I recently wrote about the importance of data pipelines and the role they play in transporting data between the stages of data processing and analytics. Healthy data pipelines are necessary to ensure data is integrated and processed in the sequence required to generate business intelligence. The concept of the data pipeline is nothing new of course, but it is becoming increasingly important as organizations adapt data management processes to be more data driven.
Topics: Analytics, Business Intelligence, Data Governance, Data Integration, Data, Digital Technology, Digital transformation, data lakes, AI and Machine Learning, data operations, Digital Business, data platforms, Analytics & Data, Streaming Data & Events
I have written previously that the world of data and analytics will become more and more centered around real-time, streaming data. Data is created constantly and increasingly is being collected simultaneously. Technology advances now enable organizations to process and analyze information as it is being collected to respond in real time to opportunities and threats. Not all use cases require real-time analysis and response, but many do, including multiple use cases that can improve customer experiences. For example, best-in-class e-commerce interactions should provide real-time updates on inventory status to avoid stock-out or back-order situations. Customer service interactions should provide real-time recommendations that minimize the time to resolution.

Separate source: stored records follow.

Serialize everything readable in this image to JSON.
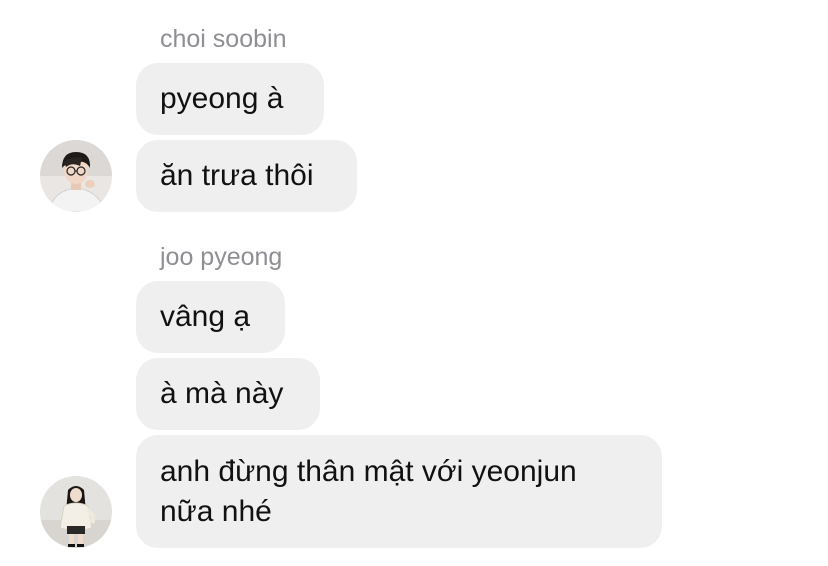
{
  "messages_group_1": {
    "sender": "choi soobin",
    "bubble_1": "pyeong à",
    "bubble_2": "ăn trưa thôi"
  },
  "messages_group_2": {
    "sender": "joo pyeong",
    "bubble_1": "vâng ạ",
    "bubble_2": "à mà này",
    "bubble_3_line_1": "anh đừng thân mật với yeonjun",
    "bubble_3_line_2": "nữa nhé"
  },
  "colors": {
    "bubble": "#efefef",
    "sender_name": "#8e8e93",
    "text": "#111111"
  },
  "icons": [
    "avatar-soobin-icon",
    "avatar-pyeong-icon"
  ]
}
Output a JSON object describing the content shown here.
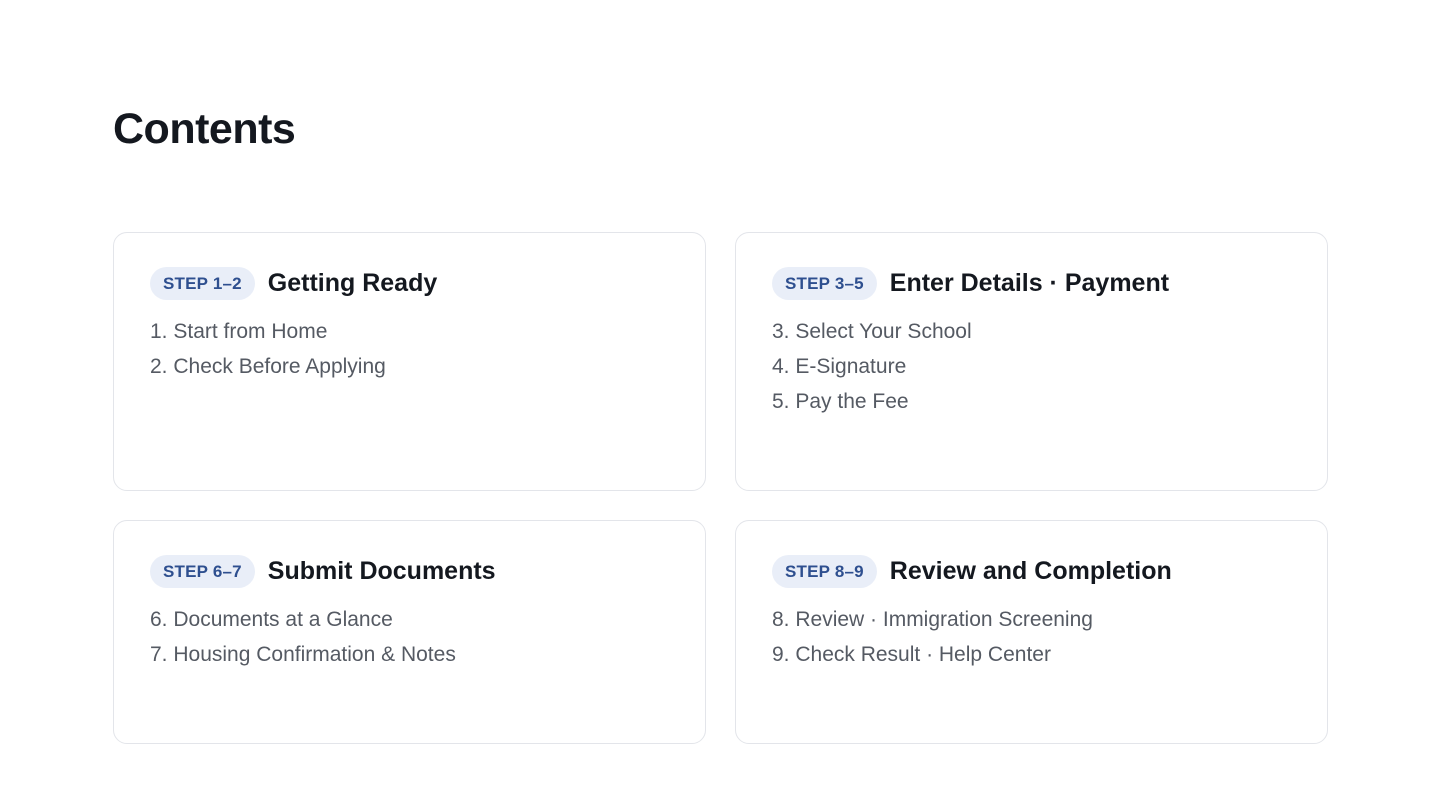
{
  "page": {
    "title": "Contents"
  },
  "sections": [
    {
      "step": "STEP 1–2",
      "title": "Getting Ready",
      "items": [
        "1. Start from Home",
        "2. Check Before Applying"
      ]
    },
    {
      "step": "STEP 3–5",
      "title": "Enter Details · Payment",
      "items": [
        "3. Select Your School",
        "4. E-Signature",
        "5. Pay the Fee"
      ]
    },
    {
      "step": "STEP 6–7",
      "title": "Submit Documents",
      "items": [
        "6. Documents at a Glance",
        "7. Housing Confirmation & Notes"
      ]
    },
    {
      "step": "STEP 8–9",
      "title": "Review and Completion",
      "items": [
        "8. Review · Immigration Screening",
        "9. Check Result · Help Center"
      ]
    }
  ],
  "colors": {
    "badge_bg": "#e9eef8",
    "badge_text": "#2e4f8f",
    "heading": "#14181f",
    "item_text": "#555a63",
    "card_border": "#e3e5ea"
  }
}
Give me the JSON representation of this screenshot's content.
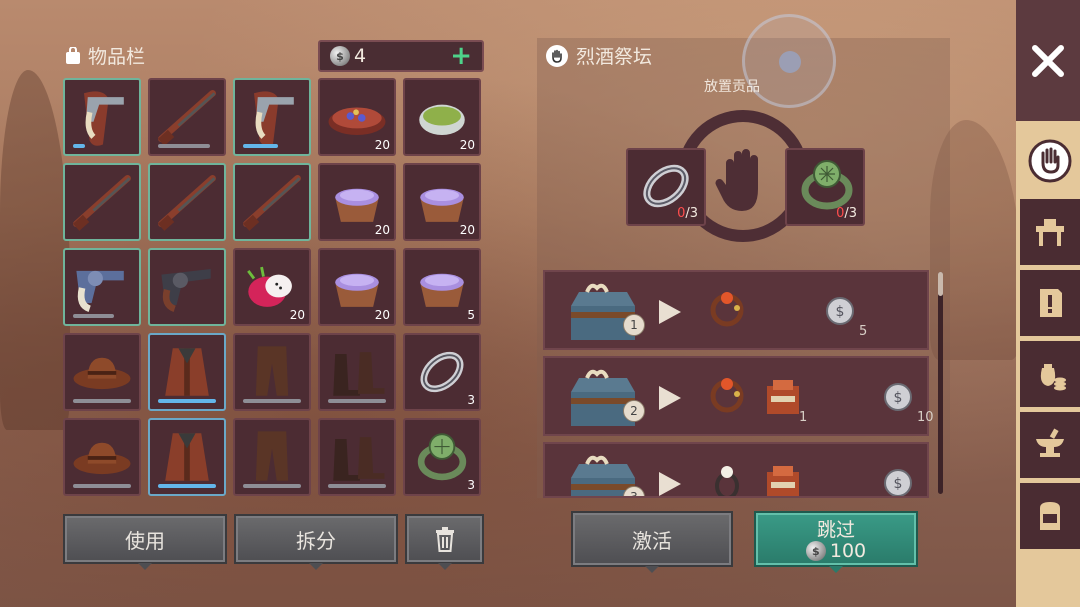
{
  "inventory": {
    "title": "物品栏",
    "currency": {
      "amount": "4",
      "add_label": "+"
    },
    "slots": [
      {
        "item": "revolver-holster-icon",
        "border": "green",
        "qty": "",
        "durability": 0.2,
        "bar": "blue"
      },
      {
        "item": "rifle-icon",
        "border": "",
        "qty": "",
        "durability": 0.9,
        "bar": "gray"
      },
      {
        "item": "revolver-holster-icon",
        "border": "green",
        "qty": "",
        "durability": 0.6,
        "bar": "blue"
      },
      {
        "item": "berry-pie-icon",
        "border": "",
        "qty": "20"
      },
      {
        "item": "green-soup-icon",
        "border": "",
        "qty": "20"
      },
      {
        "item": "rifle-icon",
        "border": "green",
        "qty": ""
      },
      {
        "item": "rifle-icon",
        "border": "green",
        "qty": ""
      },
      {
        "item": "rifle-icon",
        "border": "green",
        "qty": ""
      },
      {
        "item": "purple-pudding-icon",
        "border": "",
        "qty": "20"
      },
      {
        "item": "purple-pudding-icon",
        "border": "",
        "qty": "20"
      },
      {
        "item": "blue-revolver-icon",
        "border": "green",
        "qty": "",
        "durability": 0.7,
        "bar": "gray"
      },
      {
        "item": "dark-revolver-icon",
        "border": "green",
        "qty": ""
      },
      {
        "item": "dragonfruit-icon",
        "border": "",
        "qty": "20"
      },
      {
        "item": "purple-pudding-icon",
        "border": "",
        "qty": "20"
      },
      {
        "item": "purple-pudding-icon",
        "border": "",
        "qty": "5"
      },
      {
        "item": "cowboy-hat-icon",
        "border": "",
        "qty": "",
        "durability": 1,
        "bar": "gray"
      },
      {
        "item": "leather-coat-icon",
        "border": "blue",
        "qty": "",
        "durability": 1,
        "bar": "blue"
      },
      {
        "item": "leather-pants-icon",
        "border": "",
        "qty": "",
        "durability": 1,
        "bar": "gray"
      },
      {
        "item": "boots-icon",
        "border": "",
        "qty": "",
        "durability": 1,
        "bar": "gray"
      },
      {
        "item": "silver-ring-icon",
        "border": "",
        "qty": "3"
      },
      {
        "item": "cowboy-hat-icon",
        "border": "",
        "qty": "",
        "durability": 1,
        "bar": "gray"
      },
      {
        "item": "leather-coat-icon",
        "border": "blue",
        "qty": "",
        "durability": 1,
        "bar": "blue"
      },
      {
        "item": "leather-pants-icon",
        "border": "",
        "qty": "",
        "durability": 1,
        "bar": "gray"
      },
      {
        "item": "boots-icon",
        "border": "",
        "qty": "",
        "durability": 1,
        "bar": "gray"
      },
      {
        "item": "jade-ring-icon",
        "border": "",
        "qty": "3"
      }
    ],
    "use_label": "使用",
    "split_label": "拆分",
    "trash_icon": "trash-icon"
  },
  "altar": {
    "title": "烈酒祭坛",
    "offer_label": "放置贡品",
    "offer_slots": [
      {
        "item": "silver-ring-icon",
        "have": "0",
        "need": "/3"
      },
      {
        "item": "jade-ring-icon",
        "have": "0",
        "need": "/3"
      }
    ],
    "rewards": [
      {
        "level": "1",
        "items": [
          {
            "icon": "bracelet-icon",
            "qty": ""
          },
          {
            "icon": "silver-coin-icon",
            "qty": "5"
          }
        ]
      },
      {
        "level": "2",
        "items": [
          {
            "icon": "bracelet-icon",
            "qty": ""
          },
          {
            "icon": "supply-crate-icon",
            "qty": "1"
          },
          {
            "icon": "silver-coin-icon",
            "qty": "10"
          }
        ]
      },
      {
        "level": "3",
        "items": [
          {
            "icon": "pearl-ring-icon",
            "qty": ""
          },
          {
            "icon": "supply-crate-icon",
            "qty": ""
          },
          {
            "icon": "silver-coin-icon",
            "qty": ""
          }
        ]
      }
    ],
    "activate_label": "激活",
    "skip_label": "跳过",
    "skip_cost": "100"
  },
  "colors": {
    "skip_button": "#2f8a77",
    "accent_green": "#4ed38a",
    "danger_red": "#ff4d4d"
  },
  "sidebar": {
    "close_icon": "close-icon",
    "tabs": [
      "hand-icon",
      "workbench-icon",
      "map-icon",
      "coin-sack-icon",
      "anvil-icon",
      "backpack-icon"
    ]
  }
}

Location-based offers should be targeted at the customer’s current location, not their location several minutes ago. Another domain where real-time analyses are critical is internet of things (IoT) applications. Additionally, use cases like predictive maintenance require timely information to prevent equipment failures that help avoid additional costs and damage.
Data mesh is the latest trend to grip the data and analytics sector. The term has been rapidly adopted by numerous vendors — as well as a growing number of organizations —as a means of embracing distributed data processing. Understanding and adopting data mesh remains a challenge, however. Data mesh is not a product that can be acquired, or even a technical architecture that can be built. It is an organizational and cultural approach to data ownership, access and governance. Adopting data mesh requires cultural and organizational change. Data mesh promises multiple benefits to organizations that embrace this change, but doing so may be far from easy.

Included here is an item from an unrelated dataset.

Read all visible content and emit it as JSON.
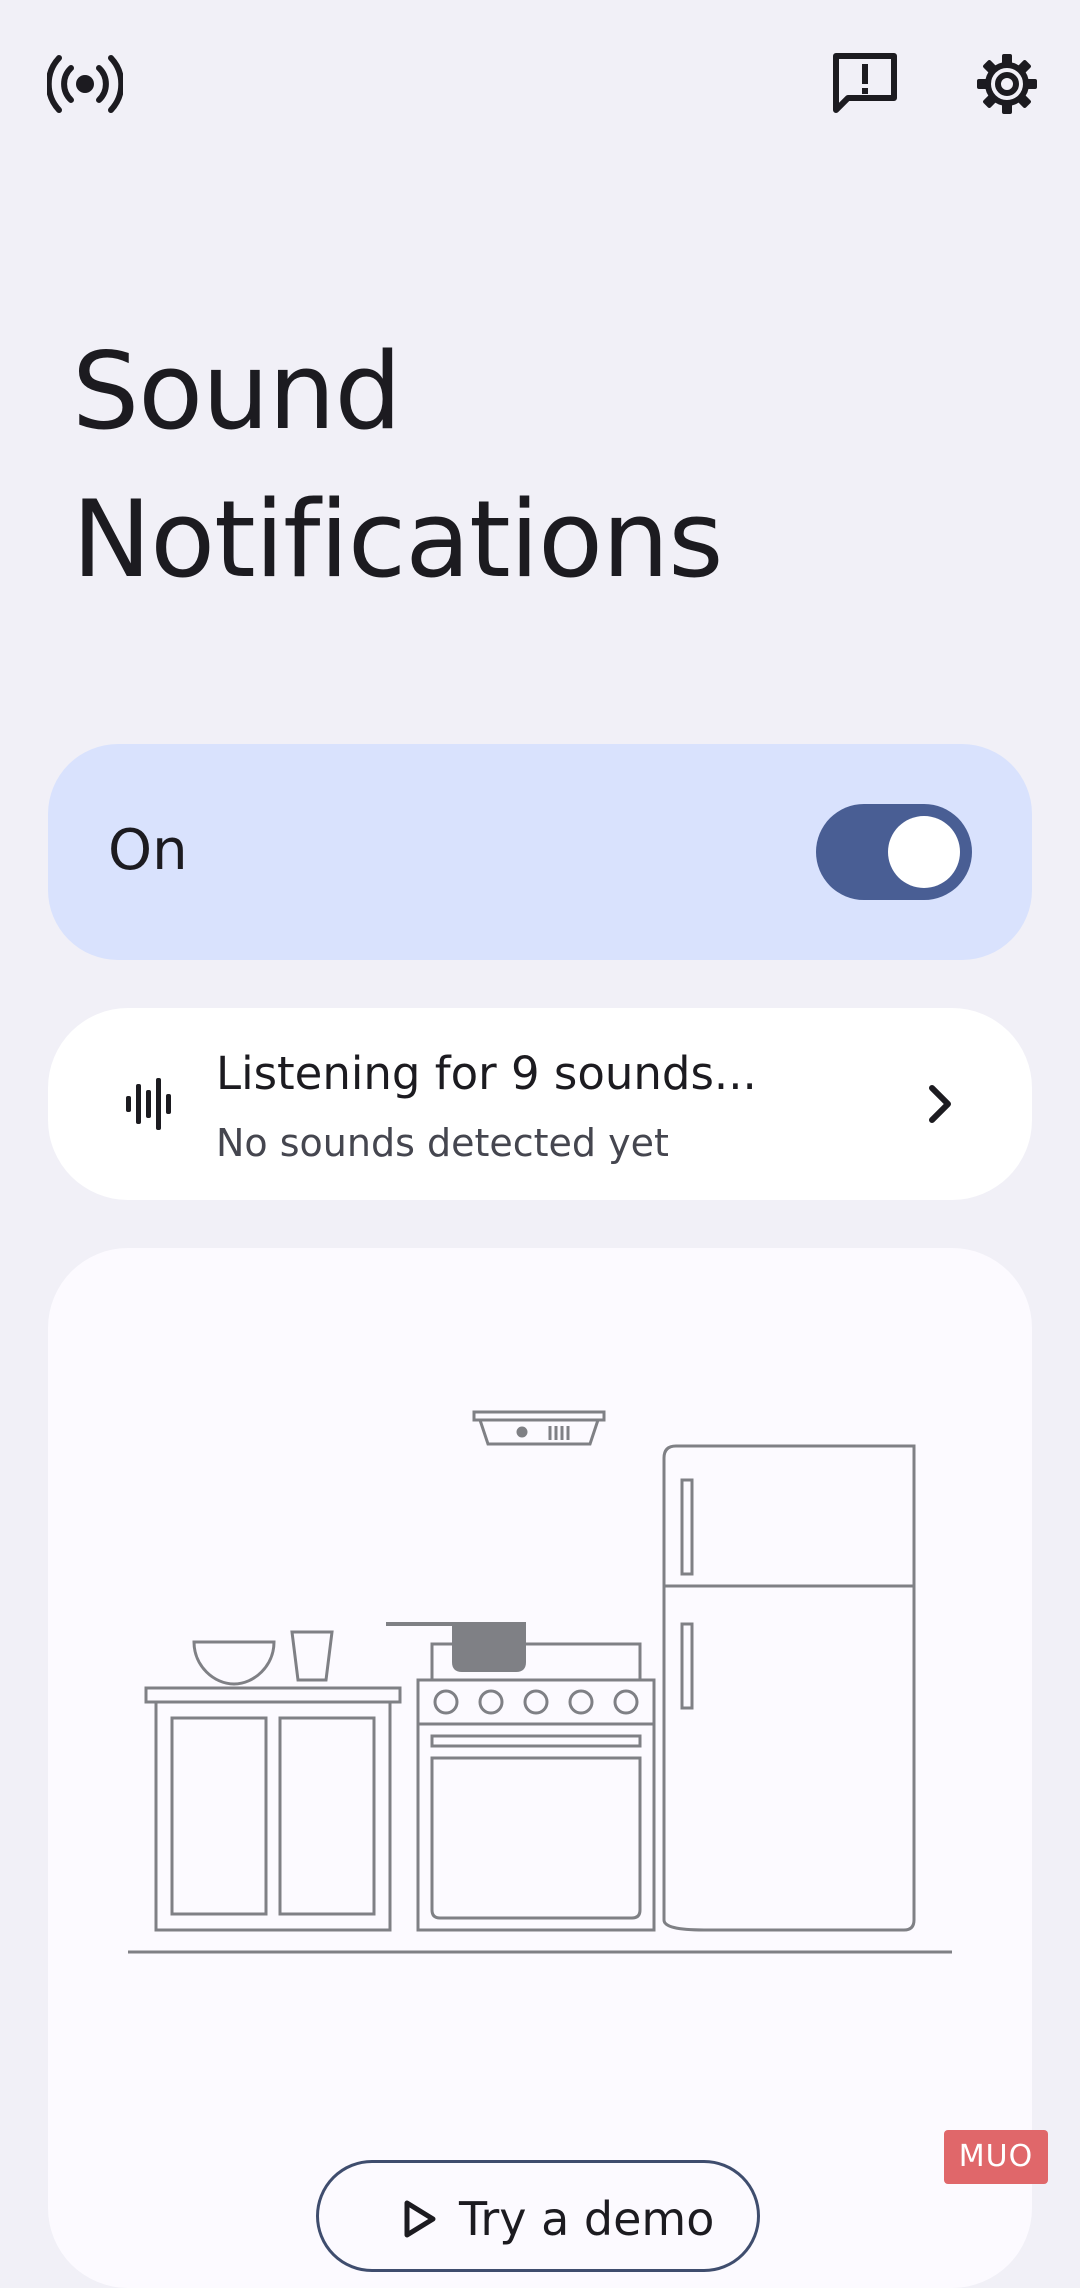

Topics: Analytics, Business Intelligence, Data Governance, Data Integration, Data, Digital Technology, Digital transformation, data lakes, data operations, Digital Business, data platforms, Analytics & Data, Streaming Data & Events

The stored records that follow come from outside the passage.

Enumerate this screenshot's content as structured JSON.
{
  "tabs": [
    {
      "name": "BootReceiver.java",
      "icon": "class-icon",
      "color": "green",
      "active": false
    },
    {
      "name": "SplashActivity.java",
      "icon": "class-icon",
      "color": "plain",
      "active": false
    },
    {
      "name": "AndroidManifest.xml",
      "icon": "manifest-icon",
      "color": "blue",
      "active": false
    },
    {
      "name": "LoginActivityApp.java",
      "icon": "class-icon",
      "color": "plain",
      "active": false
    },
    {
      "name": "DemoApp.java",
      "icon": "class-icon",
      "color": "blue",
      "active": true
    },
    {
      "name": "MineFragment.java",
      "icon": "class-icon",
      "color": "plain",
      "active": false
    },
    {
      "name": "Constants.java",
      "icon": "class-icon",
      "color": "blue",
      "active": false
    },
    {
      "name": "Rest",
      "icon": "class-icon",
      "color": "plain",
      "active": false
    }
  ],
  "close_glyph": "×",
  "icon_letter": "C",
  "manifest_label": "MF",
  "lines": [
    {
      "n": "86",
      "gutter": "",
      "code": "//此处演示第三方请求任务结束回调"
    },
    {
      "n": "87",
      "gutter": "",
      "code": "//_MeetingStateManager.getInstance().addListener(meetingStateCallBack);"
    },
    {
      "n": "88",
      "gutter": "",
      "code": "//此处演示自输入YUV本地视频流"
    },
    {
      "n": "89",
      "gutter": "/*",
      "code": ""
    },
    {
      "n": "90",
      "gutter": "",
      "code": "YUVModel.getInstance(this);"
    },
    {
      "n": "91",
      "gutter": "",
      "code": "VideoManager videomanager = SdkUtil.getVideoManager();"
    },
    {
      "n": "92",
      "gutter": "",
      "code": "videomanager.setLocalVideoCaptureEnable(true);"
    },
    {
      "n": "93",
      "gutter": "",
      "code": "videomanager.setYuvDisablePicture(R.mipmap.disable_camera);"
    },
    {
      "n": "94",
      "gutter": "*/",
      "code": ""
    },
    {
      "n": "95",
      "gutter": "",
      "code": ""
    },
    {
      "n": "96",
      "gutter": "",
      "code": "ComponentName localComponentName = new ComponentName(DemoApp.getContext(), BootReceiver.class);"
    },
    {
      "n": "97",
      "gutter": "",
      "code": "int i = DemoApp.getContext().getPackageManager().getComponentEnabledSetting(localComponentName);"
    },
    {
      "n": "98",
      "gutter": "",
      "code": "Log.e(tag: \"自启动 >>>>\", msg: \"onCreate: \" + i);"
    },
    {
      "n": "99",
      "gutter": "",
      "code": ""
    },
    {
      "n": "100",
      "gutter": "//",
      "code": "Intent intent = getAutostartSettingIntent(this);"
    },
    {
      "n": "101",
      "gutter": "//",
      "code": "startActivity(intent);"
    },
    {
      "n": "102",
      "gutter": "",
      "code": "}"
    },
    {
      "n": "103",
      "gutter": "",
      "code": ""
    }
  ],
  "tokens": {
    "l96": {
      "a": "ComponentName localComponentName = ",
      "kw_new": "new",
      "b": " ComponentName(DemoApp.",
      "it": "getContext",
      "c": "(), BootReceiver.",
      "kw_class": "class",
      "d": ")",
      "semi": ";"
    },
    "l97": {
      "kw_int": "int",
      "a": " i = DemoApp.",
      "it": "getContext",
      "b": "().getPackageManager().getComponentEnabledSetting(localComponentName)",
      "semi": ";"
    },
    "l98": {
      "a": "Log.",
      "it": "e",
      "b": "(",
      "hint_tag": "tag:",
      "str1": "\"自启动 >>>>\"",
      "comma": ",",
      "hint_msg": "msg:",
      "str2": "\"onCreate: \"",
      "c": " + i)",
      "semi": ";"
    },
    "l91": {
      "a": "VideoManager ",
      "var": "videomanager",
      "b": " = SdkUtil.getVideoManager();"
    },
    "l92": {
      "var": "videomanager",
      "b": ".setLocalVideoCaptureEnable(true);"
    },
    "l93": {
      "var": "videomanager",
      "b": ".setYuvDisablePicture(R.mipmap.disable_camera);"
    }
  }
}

I recently described the emergence of hydroanalytic data platforms, outlining how the processes involved in generating energy from a lake or reservoir were analogous to those required to generate intelligence from a data lake. I explained how structured data processing and analytics acceleration capabilities are the equivalent of turbines, generators and transformers in a hydroelectric power station. While these capabilities are more typically associated with data warehousing, they are now being applied to data lake environments as well. Structured data processing and analytics acceleration capabilities are not the only things required to generate insights from data, however, and the hydroelectric power station analogy further illustrates this. For example, generating hydroelectric power also relies on pipelines to ensure that the water is transported from the lake or reservoir at the appropriate volume to drive the turbines. Ensuring that a hydroelectric power station is operating efficiently also requires the collection, monitoring and analysis of telemetry data to confirm that the turbines, generators, transformers and pipelines are functioning correctly. Similarly, generating intelligence from data relies on data pipelines that ensure the data is integrated and processed in the correct sequence to generate the required intelligence, while the need to monitor the pipelines and processes in data-processing and analytics environments has driven the emergence of a new category of software: data observability.
As I stated when joining Ventana Research, the socioeconomic impacts of the pandemic and its aftereffects have highlighted more than ever the differences between organizations that can turn data into insights and are agile enough to act upon it and those that are incapable of seeing or responding to the need for change. Data-driven organizations stand to gain competitive advantage, responding faster to worker and customer demands for more innovative, data-rich applications and personalized experiences. One of the key methods that accelerates business decision-making is reducing the lag between data collection and data analysis.